Recognition mode. The camera detects faces in a scene and then automatically
focuses (AF) and optimizes exposure (AE) and, if needed, flash output.
The technology can be effective when taking pictures of large
groups, when a person is in the distance or when the subject moves into the
frame. Even if a person moves, the camera will stay focused on it and adjust
exposure. It is also effective when photographing people in bright light when
the LCD is difficult to see.
Some digital cameras also have a tracking function that
allows the user manually give priority to a single face. This comes in
handy when taking photos in a crowd, at school plays and similar function.
Face the digital camera

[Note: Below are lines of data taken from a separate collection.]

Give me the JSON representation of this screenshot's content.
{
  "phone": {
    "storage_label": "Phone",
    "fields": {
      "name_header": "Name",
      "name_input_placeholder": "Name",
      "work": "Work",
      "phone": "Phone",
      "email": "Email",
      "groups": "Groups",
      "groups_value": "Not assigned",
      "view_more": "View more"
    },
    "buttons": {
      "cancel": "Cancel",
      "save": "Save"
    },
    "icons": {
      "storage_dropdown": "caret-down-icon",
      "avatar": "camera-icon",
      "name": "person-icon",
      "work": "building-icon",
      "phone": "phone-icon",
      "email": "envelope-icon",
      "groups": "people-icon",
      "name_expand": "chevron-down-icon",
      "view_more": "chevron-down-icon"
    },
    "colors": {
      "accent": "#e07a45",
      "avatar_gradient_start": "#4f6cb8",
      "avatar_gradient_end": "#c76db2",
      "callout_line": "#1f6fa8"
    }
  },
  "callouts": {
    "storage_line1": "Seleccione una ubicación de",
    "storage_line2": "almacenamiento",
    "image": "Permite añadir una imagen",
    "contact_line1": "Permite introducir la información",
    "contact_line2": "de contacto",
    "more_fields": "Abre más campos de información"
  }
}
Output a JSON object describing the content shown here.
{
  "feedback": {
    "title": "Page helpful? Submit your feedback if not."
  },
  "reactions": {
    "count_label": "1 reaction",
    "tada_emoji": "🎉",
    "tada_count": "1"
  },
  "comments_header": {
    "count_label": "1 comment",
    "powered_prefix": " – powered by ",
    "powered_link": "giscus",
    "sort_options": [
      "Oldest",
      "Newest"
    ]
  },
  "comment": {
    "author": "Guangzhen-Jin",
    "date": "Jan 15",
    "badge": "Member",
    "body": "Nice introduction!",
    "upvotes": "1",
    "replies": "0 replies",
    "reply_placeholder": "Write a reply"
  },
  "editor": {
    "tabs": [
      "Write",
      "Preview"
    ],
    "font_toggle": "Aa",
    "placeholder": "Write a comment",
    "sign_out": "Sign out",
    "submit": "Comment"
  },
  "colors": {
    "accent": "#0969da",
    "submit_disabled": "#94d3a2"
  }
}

A person’s face must
be facing towards the camera for Face Recognition AF/AE to work most
effectively. Like so many digital camera features, it also works best
when taking photos in good light.
Face Recognition, also known as
Face Priority, is typically activated when switching a camera to portrait mode
or a dedicated face-detecting shooting mode. Since the technology is hardware
based, it is generally faster than manually composing and locking focus and
exposure on a face.
A word of caution about using face detection
It’s important to note that Face
Detection (FD) may be associated with a multi-point autofocus mode, where the
camera, not you, determines where to focus. When a face is not detected in a
scene, the camera will revert to this mode.
Many photographers find multi-point
autofocus mode to be inconsistent, if not unreliable. They use Single
Area focus instead to have precise control of where the camera locks focus.
They only switch to FD mode when photographing people.